## WORK TO BE COMPLETED
When the word "Scope" shows up in a line of the records below, copy that line.

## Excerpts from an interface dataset

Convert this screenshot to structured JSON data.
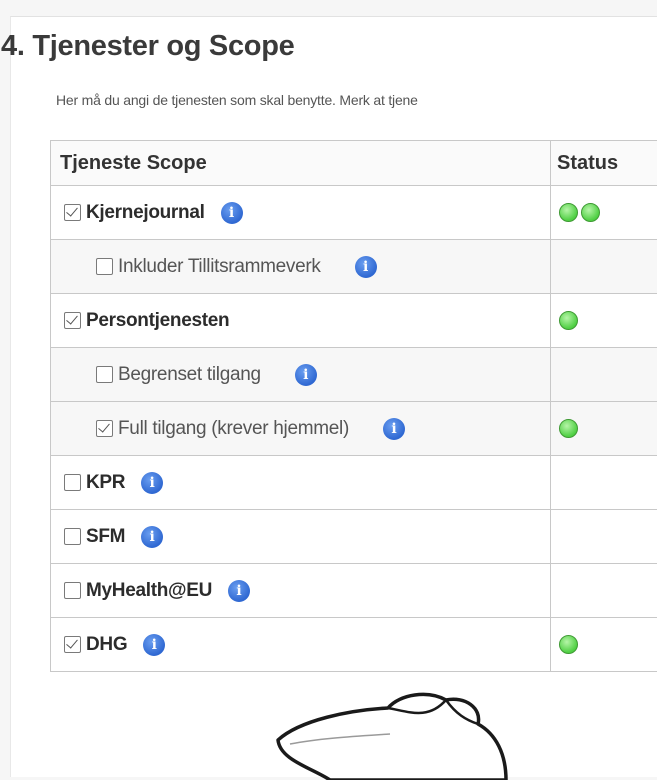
{
  "section": {
    "title": "4. Tjenester og Scope",
    "intro": "Her må du angi de tjenesten som skal benytte. Merk at tjene"
  },
  "table": {
    "headers": {
      "service": "Tjeneste Scope",
      "status": "Status"
    },
    "rows": [
      {
        "label": "Kjernejournal",
        "level": 0,
        "checked": true,
        "info": true,
        "status_dots": 2
      },
      {
        "label": "Inkluder Tillitsrammeverk",
        "level": 1,
        "checked": false,
        "info": true,
        "status_dots": 0
      },
      {
        "label": "Persontjenesten",
        "level": 0,
        "checked": true,
        "info": false,
        "status_dots": 1
      },
      {
        "label": "Begrenset tilgang",
        "level": 1,
        "checked": false,
        "info": true,
        "status_dots": 0
      },
      {
        "label": "Full tilgang (krever hjemmel)",
        "level": 1,
        "checked": true,
        "info": true,
        "status_dots": 1
      },
      {
        "label": "KPR",
        "level": 0,
        "checked": false,
        "info": true,
        "status_dots": 0
      },
      {
        "label": "SFM",
        "level": 0,
        "checked": false,
        "info": true,
        "status_dots": 0
      },
      {
        "label": "MyHealth@EU",
        "level": 0,
        "checked": false,
        "info": true,
        "status_dots": 0
      },
      {
        "label": "DHG",
        "level": 0,
        "checked": true,
        "info": true,
        "status_dots": 1
      }
    ]
  },
  "icons": {
    "info": "info-icon",
    "status": "status-ok-icon",
    "pointer": "pointing-hand-icon"
  },
  "colors": {
    "info_blue": "#2f68d2",
    "status_green": "#4fcf43"
  }
}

## EXERCISE RESULT
    "title": "4. Tjenester og Scope",
      "service": "Tjeneste Scope",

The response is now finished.